Dr. Charles Drew, known as the Father of Blood Banks, was an African-American surgeon who developed innovative methods to store blood plasma for transfusions and established the first grand-scale blood bank in the United States.
Charles Drew was born in Washington D.C. on June 3, 1904. He was the oldest son in a family of five children. As a youth he was very athletic: in elementary school, he medaled in swimming, while in middle and high school, he played a variety of other sports. In 1922, Drew graduated from Dunbar High School, and later became a student at Amherst College on a sports scholarship, where he starred in football and track.
In 1926, Drew received his bachelor’s degree from Amherst College, after which he became a coach and a biology instructor at Morgan State University. Two years later, Drew was accepted into McGill University in Canada. There, he earned membership into the Alpha Omega Alpha medical honor society and also won a neuroanatomy prize for his impressive achievements. He graduated second in his class in 1933, with both Master of Surgery and Doctor of Medicine degrees. During his residency and internship at the Montreal General Hospital and the Royal Victoria Hospital, Drew became intrigued by problems with blood transfusions while studying with Dr. John Beattie. Two years after that, Drew became an instructor at the medical school at Howard University in Washington D.C.

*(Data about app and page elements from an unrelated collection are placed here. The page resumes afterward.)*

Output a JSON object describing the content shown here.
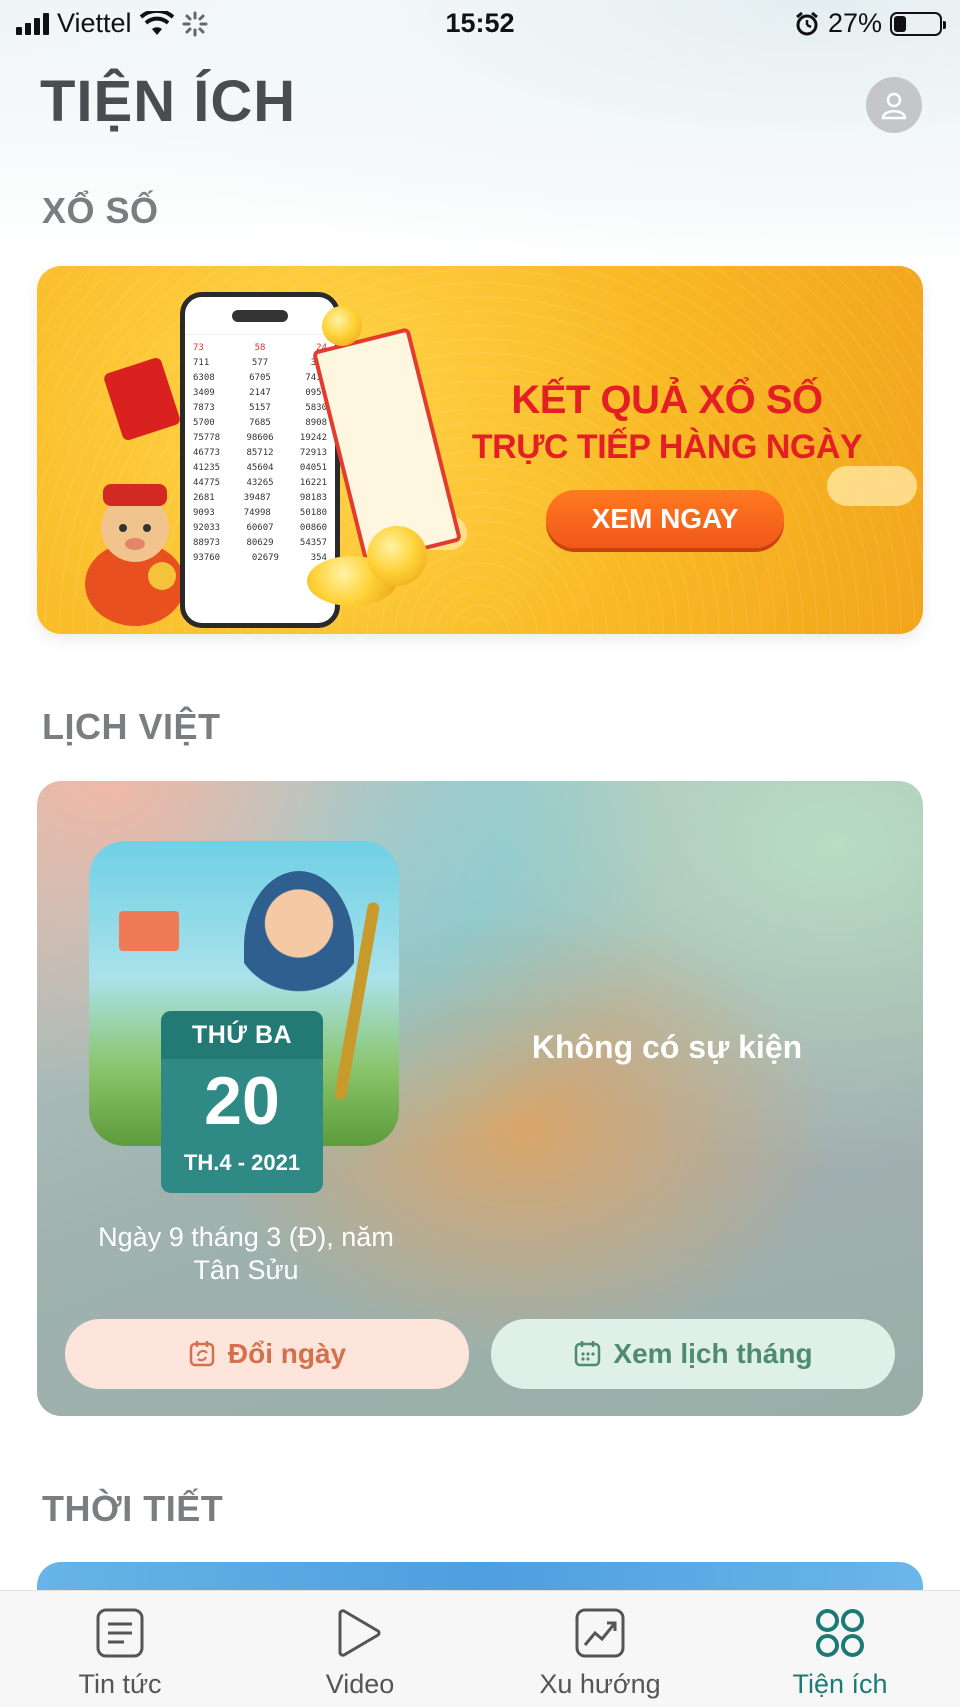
{
  "status_bar": {
    "carrier": "Viettel",
    "time": "15:52",
    "battery": "27%",
    "battery_level": 0.27
  },
  "header": {
    "title": "TIỆN ÍCH"
  },
  "sections": {
    "lottery": "XỔ SỐ",
    "calendar": "LỊCH VIỆT",
    "weather": "THỜI TIẾT"
  },
  "lottery_banner": {
    "headline": "KẾT QUẢ XỔ SỐ",
    "subline": "TRỰC TIẾP HÀNG NGÀY",
    "cta": "XEM NGAY",
    "phone_rows": [
      [
        "73",
        "58",
        "24"
      ],
      [
        "711",
        "577",
        "321"
      ],
      [
        "6308",
        "6705",
        "7415"
      ],
      [
        "3409",
        "2147",
        "0957"
      ],
      [
        "7873",
        "5157",
        "5830"
      ],
      [
        "5700",
        "7685",
        "8908"
      ],
      [
        "75778",
        "98606",
        "19242"
      ],
      [
        "46773",
        "85712",
        "72913"
      ],
      [
        "41235",
        "45604",
        "04051"
      ],
      [
        "44775",
        "43265",
        "16221"
      ],
      [
        "2681",
        "39487",
        "98183"
      ],
      [
        "9093",
        "74998",
        "50180"
      ],
      [
        "92033",
        "60607",
        "00860"
      ],
      [
        "88973",
        "80629",
        "54357"
      ],
      [
        "93760",
        "02679",
        "354"
      ]
    ]
  },
  "calendar": {
    "day_of_week": "THỨ BA",
    "day": "20",
    "month_year": "TH.4 - 2021",
    "lunar_line1": "Ngày 9 tháng 3 (Đ), năm",
    "lunar_line2": "Tân Sửu",
    "no_event": "Không có sự kiện",
    "change_date_button": "Đổi ngày",
    "month_view_button": "Xem lịch tháng"
  },
  "tab_bar": {
    "tabs": [
      {
        "label": "Tin tức",
        "icon": "news-icon"
      },
      {
        "label": "Video",
        "icon": "play-icon"
      },
      {
        "label": "Xu hướng",
        "icon": "trend-icon"
      },
      {
        "label": "Tiện ích",
        "icon": "grid-icon"
      }
    ],
    "active_index": 3,
    "active_color": "#1c7a74"
  }
}
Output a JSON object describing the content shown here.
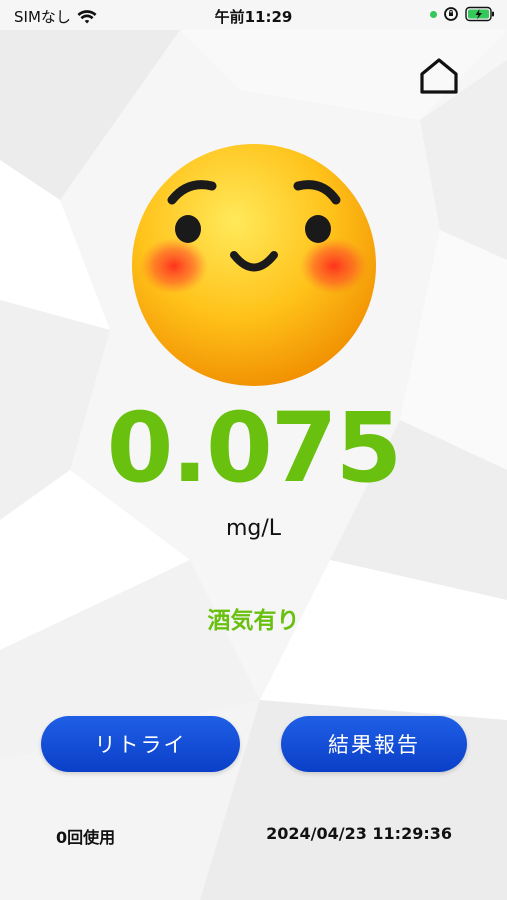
{
  "status_bar": {
    "carrier": "SIMなし",
    "time": "午前11:29",
    "wifi_icon": "wifi-icon",
    "battery_icon": "battery-charging-icon",
    "location_icon": "orientation-lock-icon"
  },
  "header": {
    "home_icon": "home-icon"
  },
  "result": {
    "face_icon": "smiling-blushing-face-icon",
    "value": "0.075",
    "unit": "mg/L",
    "status": "酒気有り",
    "value_color": "#69c00f"
  },
  "actions": {
    "retry_label": "リトライ",
    "report_label": "結果報告",
    "button_color": "#1450d8"
  },
  "footer": {
    "usage": "0回使用",
    "timestamp": "2024/04/23 11:29:36"
  }
}
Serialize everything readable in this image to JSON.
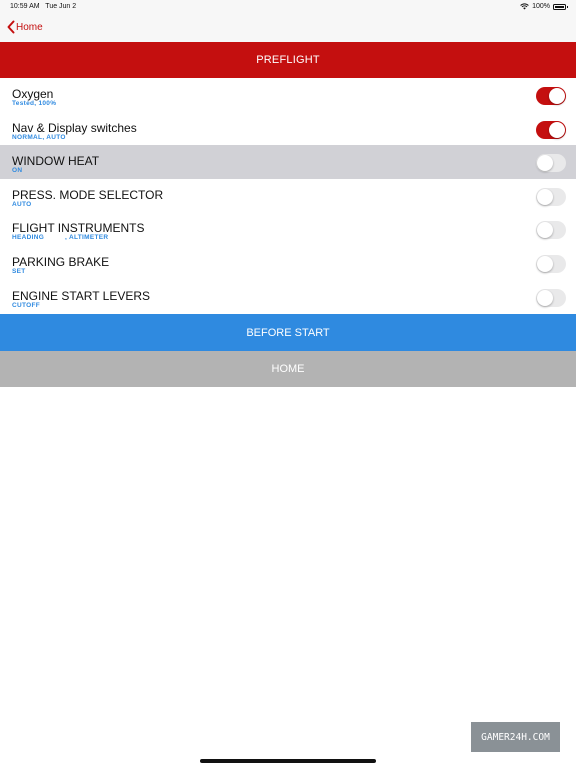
{
  "status_bar": {
    "time": "10:59 AM",
    "date": "Tue Jun 2",
    "battery": "100%"
  },
  "nav": {
    "back_label": "Home",
    "back_icon": "chevron-left-icon"
  },
  "header": {
    "title": "PREFLIGHT"
  },
  "items": [
    {
      "title": "Oxygen",
      "subtitle": "Tested, 100%",
      "subtitle2": "",
      "on": true
    },
    {
      "title": "Nav & Display switches",
      "subtitle": "NORMAL, AUTO",
      "subtitle2": "",
      "on": true
    },
    {
      "title": "WINDOW HEAT",
      "subtitle": "ON",
      "subtitle2": "",
      "on": false
    },
    {
      "title": "PRESS. MODE SELECTOR",
      "subtitle": "AUTO",
      "subtitle2": "",
      "on": false
    },
    {
      "title": "FLIGHT INSTRUMENTS",
      "subtitle": "HEADING",
      "subtitle2": ", ALTIMETER",
      "on": false
    },
    {
      "title": "PARKING BRAKE",
      "subtitle": "SET",
      "subtitle2": "",
      "on": false
    },
    {
      "title": "ENGINE START LEVERS",
      "subtitle": "CUTOFF",
      "subtitle2": "",
      "on": false
    }
  ],
  "buttons": {
    "next_label": "BEFORE START",
    "home_label": "HOME"
  },
  "watermark": {
    "text": "GAMER24H.COM"
  },
  "colors": {
    "accent_red": "#c40f0f",
    "accent_blue": "#2f8ae0",
    "grey_button": "#b3b3b3",
    "highlight_row": "#d1d1d6"
  }
}
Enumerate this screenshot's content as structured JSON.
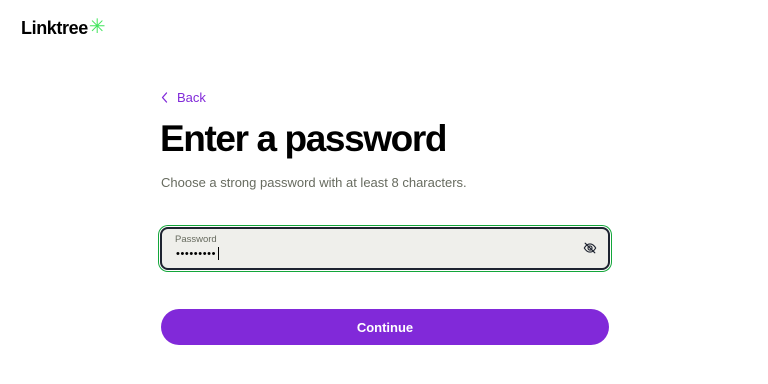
{
  "brand": {
    "name": "Linktree",
    "mark_color": "#43e55e"
  },
  "nav": {
    "back_label": "Back",
    "back_icon": "chevron-left-icon"
  },
  "heading": {
    "title": "Enter a password",
    "subtitle": "Choose a strong password with at least 8 characters."
  },
  "password_field": {
    "label": "Password",
    "value": "•••••••••",
    "visibility_icon": "eye-off-icon"
  },
  "actions": {
    "continue_label": "Continue"
  },
  "colors": {
    "accent": "#8129d9",
    "focus_ring": "#13a63a",
    "field_bg": "#efefeb",
    "muted_text": "#676b5f"
  }
}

After receiving a Rockefeller Fellowship to study at Columbia University and to train at the Presbyterian Hospital in New York City, Drew continued researching blood with John Scudder. There, Drew created a method to preserve and process blood plasma by drying it, storing it, and then reconstituting it. In 1940, he became the first-ever African-American to earn a doctorate degree from Columbia University for his work with blood banks.
During World War II, Drew led a special effort known as “Blood for Britain,” which collected, processed, and shipped blood plasma to wounded soldiers overseas. He gathered about 14,500 pints of blood plasma for the effort from hospitals in New York. Meanwhile, in 1941, working together with the American Red Cross, Drew developed another large blood bank for the United States military.
During Drew’s work with the Red Cross, controversy entered his career. He learned that the military first intended to reject blood donated by African Americans, and then decided to segregate their blood, only permitting it to be used for African American patients. Drew reacted with integrity and resigned his post in disgust.
After his resignation, Drew served as chief surgeon at Freedmen’s Hospital, taught at Howard University, and also led Howard’s department of surgery. Drew’s untimely death occurred during a car accident when he was only 45-years-old. At his funeral, the pastor Jerry Moore said that Drew led “a life which crowds into a handful of years’ significance, so great, men will never be able to forget it.” Drew’s work continues to inspire surgeons today.
[Sources: biography.com; Ferris State University]